NEW YORK (TheStreet) -- The world of financial writing can be a lonely place some times, especially when you're wrong. Although I didn't win many friends recently for suggesting that investors detach themselves from Plug Power (PLUG), it turns out I was right. But don't confuse this for gloating. Timing this stock and predicting its next move has been hard.
Wednesday morning, the fuel cell power specialist reported results that missed Street revenue targets, which sent the stock tumbling down around 7%. Total first-quarter revenue dropped 12.5% year over year to $5.6 million. I don't think that was as bad as some estimates, which called for revenue of $5.35 billion and a 17% decline.
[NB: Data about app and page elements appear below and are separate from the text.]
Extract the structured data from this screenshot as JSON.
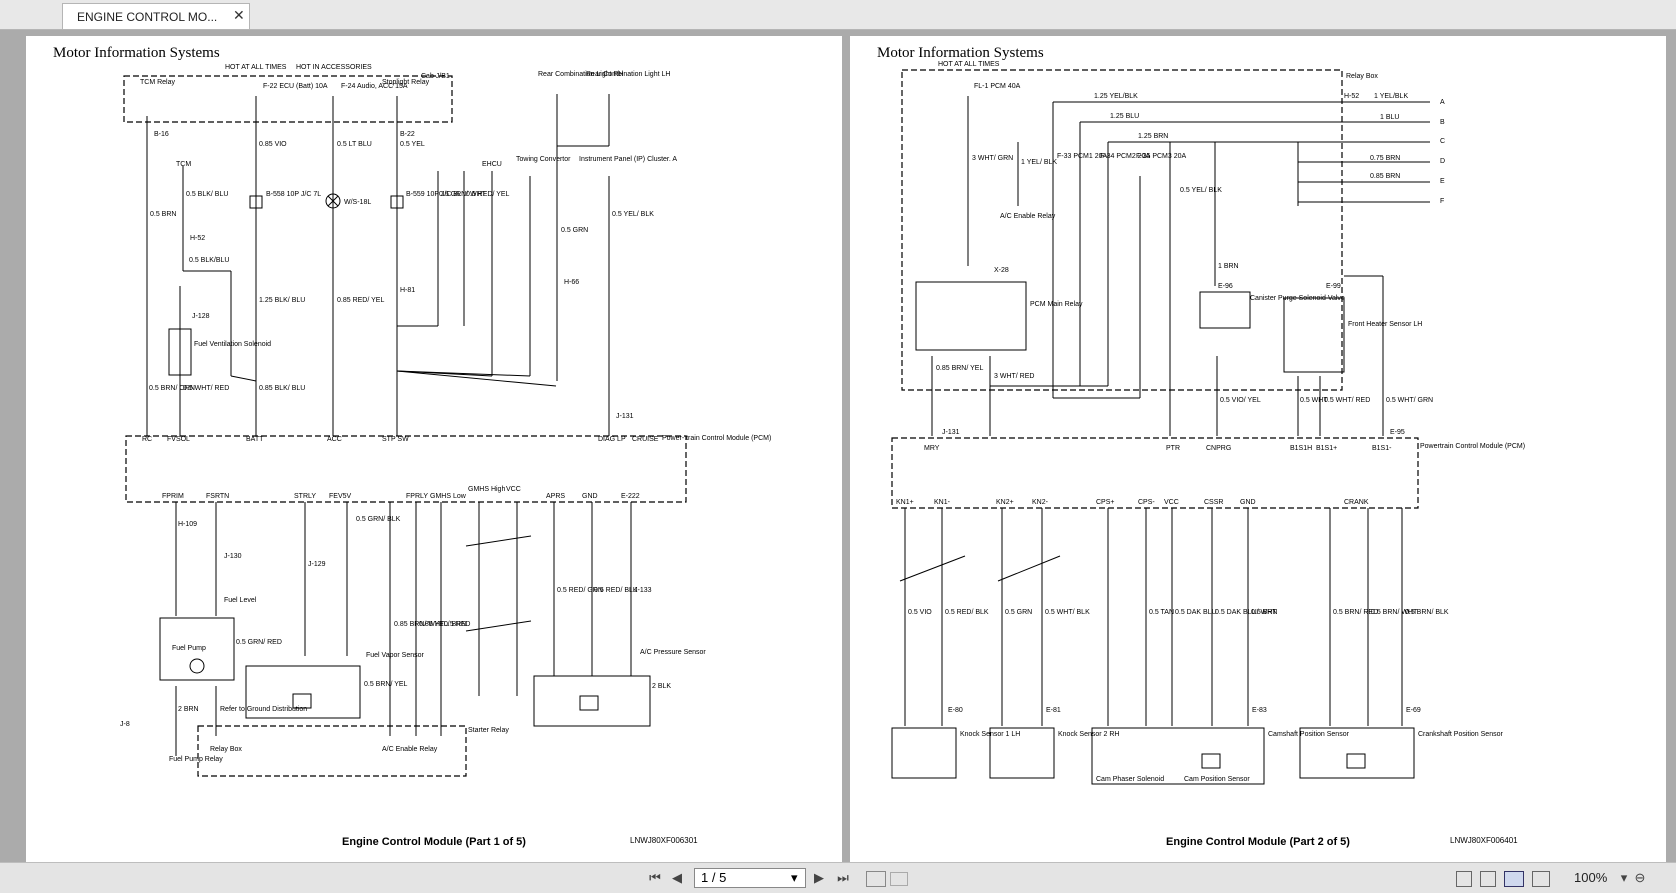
{
  "tab": {
    "title": "ENGINE CONTROL MO...",
    "close_glyph": "✕"
  },
  "pages": [
    {
      "header": "Motor Information Systems",
      "footer": "Engine Control Module (Part 1 of 5)",
      "code": "LNWJ80XF006301",
      "labels": [
        "HOT AT ALL TIMES",
        "HOT IN ACCESSORIES",
        "TCM Relay",
        "F-22 ECU (Batt) 10A",
        "F-24 Audio, ACC 15A",
        "Stoplight Relay",
        "Cab J/B1",
        "Rear Combination Light RH",
        "Rear Combination Light LH",
        "0.85 VIO",
        "0.5 LT BLU",
        "0.5 YEL",
        "B-16",
        "B-22",
        "B-558 10P J/C 7L",
        "W/S-18L",
        "B-559 10P J/C 8L",
        "TCM",
        "0.5 BLK/ BLU",
        "H-52",
        "0.5 BRN",
        "0.5 BLK/BLU",
        "0.5 GRN/ WHT",
        "0.5 RED/ YEL",
        "EHCU",
        "Towing Convertor",
        "Instrument Panel (IP) Cluster. A",
        "0.5 YEL/ BLK",
        "0.5 GRN",
        "H-66",
        "H-81",
        "J-128",
        "Fuel Ventilation Solenoid",
        "1.25 BLK/ BLU",
        "0.85 RED/ YEL",
        "0.5 BRN/ ORN",
        "0.5 WHT/ RED",
        "0.85 BLK/ BLU",
        "J-131",
        "RC",
        "FVSOL",
        "BATT",
        "ACC",
        "STP SW",
        "DIAG LP",
        "CRUISE",
        "Power- train Control Module (PCM)",
        "FPRIM",
        "FSRTN",
        "STRLY",
        "FEV5V",
        "ACPR",
        "FPRLY",
        "GMHS Low",
        "GMHS High",
        "VCC",
        "APRS",
        "GND",
        "E-222",
        "0.5 GRN/ BLK",
        "H-109",
        "J-130",
        "Fuel Level",
        "Fuel Pump",
        "0.5 GRN/ RED",
        "J-129",
        "Fuel Vapor Sensor",
        "0.5 BRN/ YEL",
        "0.85 BRN/ WHT",
        "0.85 YEL/ BRN",
        "0.5 RED",
        "0.5 RED/ GRN",
        "0.5 RED/ BLK",
        "J-133",
        "A/C Pressure Sensor",
        "2 BLK",
        "2 BRN",
        "Refer to Ground Distribution",
        "J-8",
        "Fuel Pump Relay",
        "Relay Box",
        "Starter Relay",
        "A/C Enable Relay"
      ]
    },
    {
      "header": "Motor Information Systems",
      "footer": "Engine Control Module (Part 2 of 5)",
      "code": "LNWJ80XF006401",
      "labels": [
        "HOT AT ALL TIMES",
        "Relay Box",
        "FL-1 PCM 40A",
        "1.25 YEL/BLK",
        "1.25 BLU",
        "1.25 BRN",
        "H-52",
        "1 YEL/BLK",
        "1 BLU",
        "0.75 BRN",
        "0.85 BRN",
        "A",
        "B",
        "C",
        "D",
        "E",
        "F",
        "F-33 PCM1 20A",
        "F-34 PCM2 20A",
        "F-35 PCM3 20A",
        "3 WHT/ GRN",
        "1 YEL/ BLK",
        "A/C Enable Relay",
        "0.5 YEL/ BLK",
        "1 BRN",
        "E-96",
        "Canister Purge Solenoid Valve",
        "E-99",
        "Front Heater Sensor LH",
        "X-28",
        "PCM Main Relay",
        "3 WHT/ RED",
        "0.85 BRN/ YEL",
        "0.5 VIO/ YEL",
        "0.5 WHT",
        "0.5 WHT/ RED",
        "0.5 WHT/ GRN",
        "J-131",
        "E-95",
        "MRY",
        "PTR",
        "CNPRG",
        "B1S1H",
        "B1S1+",
        "B1S1-",
        "Powertrain Control Module (PCM)",
        "KN1+",
        "KN1-",
        "KN2+",
        "KN2-",
        "CPS+",
        "CPS-",
        "VCC",
        "CSSR",
        "GND",
        "CRANK",
        "0.5 VIO",
        "0.5 RED/ BLK",
        "0.5 GRN",
        "0.5 WHT/ BLK",
        "0.5 TAN",
        "0.5 DAK BLU",
        "0.5 DAK BLU/ WHT",
        "0.5 BRN",
        "0.5 BRN/ RED",
        "0.5 BRN/ WHT",
        "0.5 BRN/ BLK",
        "E-80",
        "E-81",
        "E-83",
        "E-69",
        "Knock Sensor 1 LH",
        "Knock Sensor 2 RH",
        "Cam Phaser Solenoid",
        "Cam Position Sensor",
        "Camshaft Position Sensor",
        "Crankshaft Position Sensor"
      ]
    }
  ],
  "toolbar": {
    "first_glyph": "⏮",
    "prev_glyph": "◀",
    "page_display": "1 / 5",
    "dropdown_glyph": "▾",
    "next_glyph": "▶",
    "last_glyph": "⏭",
    "zoom": "100%",
    "zoom_out_glyph": "⊖",
    "more_glyph": "▾"
  }
}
However, when looking at the segmental performances, the story was far different. There was no way anyone can be pleased with a 32% decline in product revenue. Although the 62% year-over-year jump in service revenue mitigated some of that damage, the 25% drop in research contracts gave it all back.
More than anything, it is this sort of performance that causes the dilemma as to whether this stock should be invested in or traded.
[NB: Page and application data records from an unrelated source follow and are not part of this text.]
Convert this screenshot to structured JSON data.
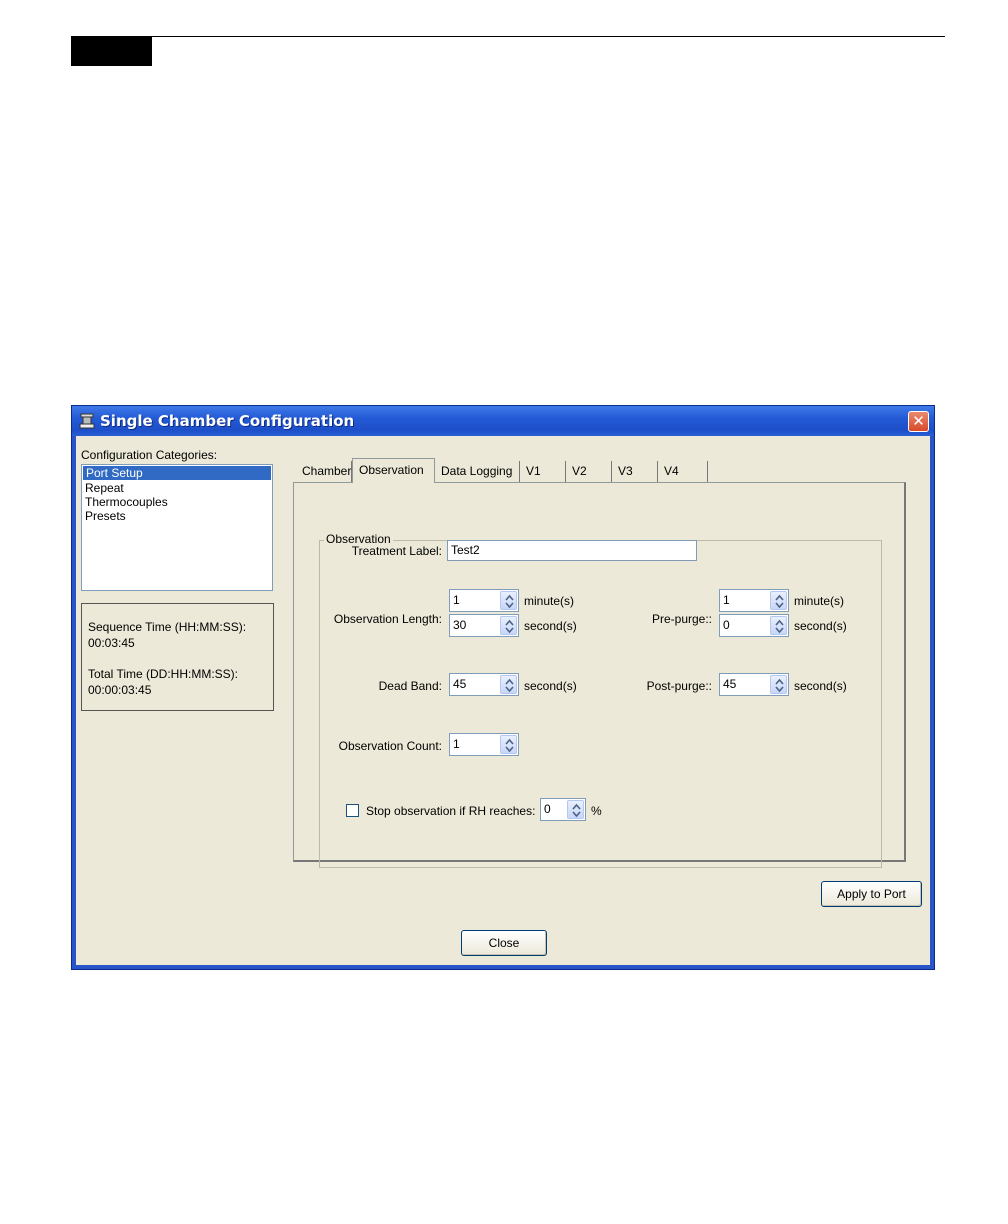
{
  "window": {
    "title": "Single Chamber Configuration",
    "close_glyph": "✕",
    "title_icon": "chamber-app-icon"
  },
  "sidebar": {
    "categories_label": "Configuration Categories:",
    "items": [
      {
        "label": "Port Setup",
        "selected": true
      },
      {
        "label": "Repeat"
      },
      {
        "label": "Thermocouples"
      },
      {
        "label": "Presets"
      }
    ],
    "sequence_time_label": "Sequence Time (HH:MM:SS):",
    "sequence_time_value": "00:03:45",
    "total_time_label": "Total Time (DD:HH:MM:SS):",
    "total_time_value": "00:00:03:45"
  },
  "tabs": [
    {
      "label": "Chamber"
    },
    {
      "label": "Observation",
      "active": true
    },
    {
      "label": "Data Logging"
    },
    {
      "label": "V1"
    },
    {
      "label": "V2"
    },
    {
      "label": "V3"
    },
    {
      "label": "V4"
    }
  ],
  "observation": {
    "group_title": "Observation",
    "treatment_label": "Treatment Label:",
    "treatment_value": "Test2",
    "obs_length_label": "Observation Length:",
    "obs_length_minutes": "1",
    "obs_length_seconds": "30",
    "minutes_unit": "minute(s)",
    "seconds_unit": "second(s)",
    "prepurge_label": "Pre-purge::",
    "prepurge_minutes": "1",
    "prepurge_seconds": "0",
    "dead_band_label": "Dead Band:",
    "dead_band_value": "45",
    "postpurge_label": "Post-purge::",
    "postpurge_value": "45",
    "obs_count_label": "Observation Count:",
    "obs_count_value": "1",
    "stop_rh_label": "Stop observation if RH reaches:",
    "stop_rh_checked": false,
    "stop_rh_value": "0",
    "percent_unit": "%"
  },
  "buttons": {
    "apply": "Apply to Port",
    "close": "Close"
  },
  "colors": {
    "titlebar": "#245ad6",
    "client_bg": "#ece9d8",
    "selection": "#316ac5",
    "close_button": "#d8492a"
  }
}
Even though the fuel cell industry continues to carry robust projections and plenty of optimisms, there is no evidence this company can effectively monetize that demand. From an operational perspective, this belief was affirmed.
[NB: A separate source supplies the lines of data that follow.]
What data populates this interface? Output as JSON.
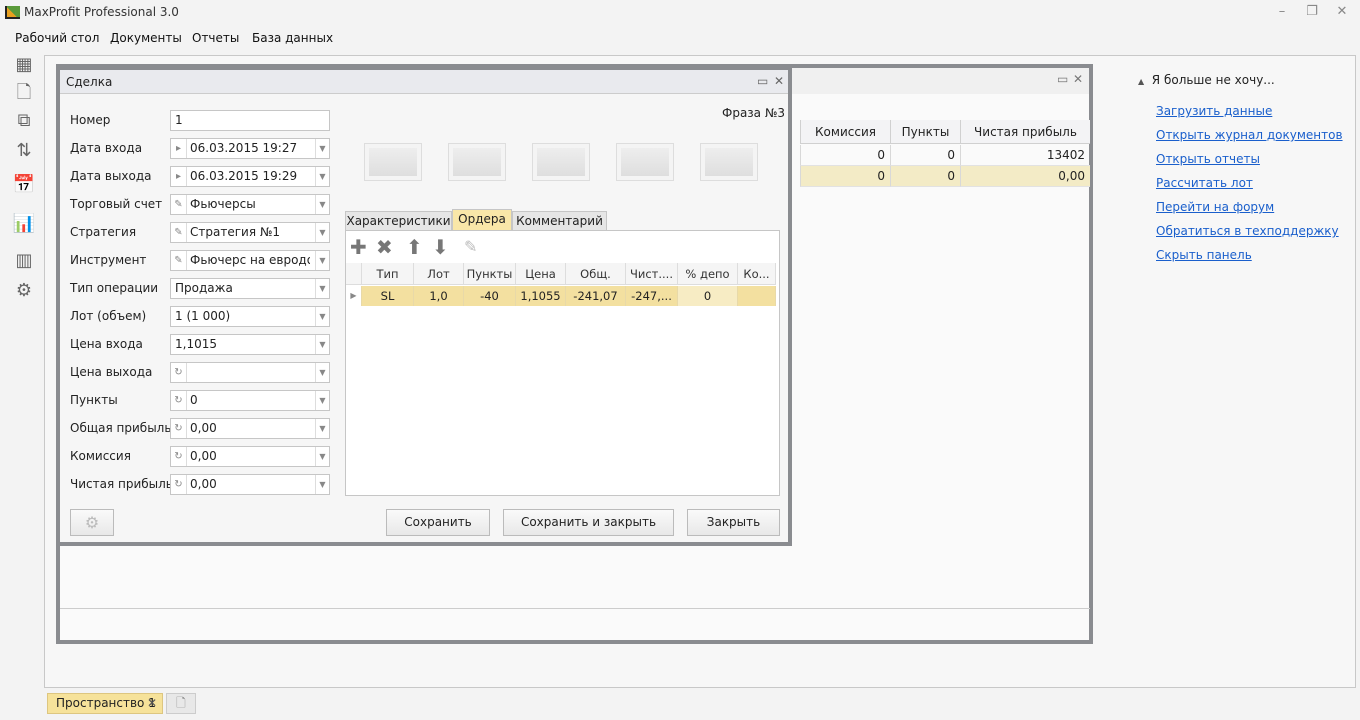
{
  "app": {
    "title": "MaxProfit Professional 3.0"
  },
  "menu": [
    "Рабочий стол",
    "Документы",
    "Отчеты",
    "База данных"
  ],
  "background_grid": {
    "headers": [
      "Комиссия",
      "Пункты",
      "Чистая прибыль"
    ],
    "rows": [
      [
        "0",
        "0",
        "13402"
      ],
      [
        "0",
        "0",
        "0,00"
      ]
    ]
  },
  "dialog": {
    "title": "Сделка",
    "phase": "Фраза №3",
    "fields": [
      {
        "label": "Номер",
        "value": "1",
        "icon": "",
        "dropdown": false
      },
      {
        "label": "Дата входа",
        "value": "06.03.2015 19:27",
        "icon": "▸",
        "dropdown": true
      },
      {
        "label": "Дата выхода",
        "value": "06.03.2015 19:29",
        "icon": "▸",
        "dropdown": true
      },
      {
        "label": "Торговый счет",
        "value": "Фьючерсы",
        "icon": "✎",
        "dropdown": true
      },
      {
        "label": "Стратегия",
        "value": "Стратегия №1",
        "icon": "✎",
        "dropdown": true
      },
      {
        "label": "Инструмент",
        "value": "Фьючерс на евродо...",
        "icon": "✎",
        "dropdown": true
      },
      {
        "label": "Тип операции",
        "value": "Продажа",
        "icon": "",
        "dropdown": true
      },
      {
        "label": "Лот (объем)",
        "value": "1 (1 000)",
        "icon": "",
        "dropdown": true
      },
      {
        "label": "Цена входа",
        "value": "1,1015",
        "icon": "",
        "dropdown": true
      },
      {
        "label": "Цена выхода",
        "value": "",
        "icon": "↻",
        "dropdown": true
      },
      {
        "label": "Пункты",
        "value": "0",
        "icon": "↻",
        "dropdown": true
      },
      {
        "label": "Общая прибыль",
        "value": "0,00",
        "icon": "↻",
        "dropdown": true
      },
      {
        "label": "Комиссия",
        "value": "0,00",
        "icon": "↻",
        "dropdown": true
      },
      {
        "label": "Чистая прибыль",
        "value": "0,00",
        "icon": "↻",
        "dropdown": true
      }
    ],
    "tabs": [
      "Характеристики",
      "Ордера",
      "Комментарий"
    ],
    "active_tab": 1,
    "orders": {
      "headers": [
        "Тип",
        "Лот",
        "Пункты",
        "Цена",
        "Общ. пр...",
        "Чист....",
        "% депо",
        "Ко..."
      ],
      "rows": [
        [
          "SL",
          "1,0",
          "-40",
          "1,1055",
          "-241,07",
          "-247,...",
          "0",
          ""
        ]
      ]
    },
    "buttons": {
      "save": "Сохранить",
      "save_close": "Сохранить и закрыть",
      "close": "Закрыть"
    }
  },
  "panel": {
    "header": "Я больше не хочу...",
    "links": [
      "Загрузить данные",
      "Открыть журнал документов",
      "Открыть отчеты",
      "Рассчитать лот",
      "Перейти на форум",
      "Обратиться в техподдержку",
      "Скрыть панель"
    ]
  },
  "workspace_tab": "Пространство 1"
}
Plug Power reported an adjusted net loss of 6 cents per share, which was less than half the 13 cents non-GAAP loss per share seen a year ago. While that is impressive in its own right, it still wasn't enough to meet Street estimates of a 5-cent loss.
This continues the company's string of weak fundamentals, including last quarter's 241% year-over-year decline in net income, which fell from -$8.47 million to -$28.88 million. Despite this underperformance, investors still piled in on the stock, which had (at one point) soared more than 4,500% over the past year, reaching a 52-week high of $11.72 in March. But since that March high, Plug has lost almost 70% of its value. Reality has set in, and it says, valuation matters.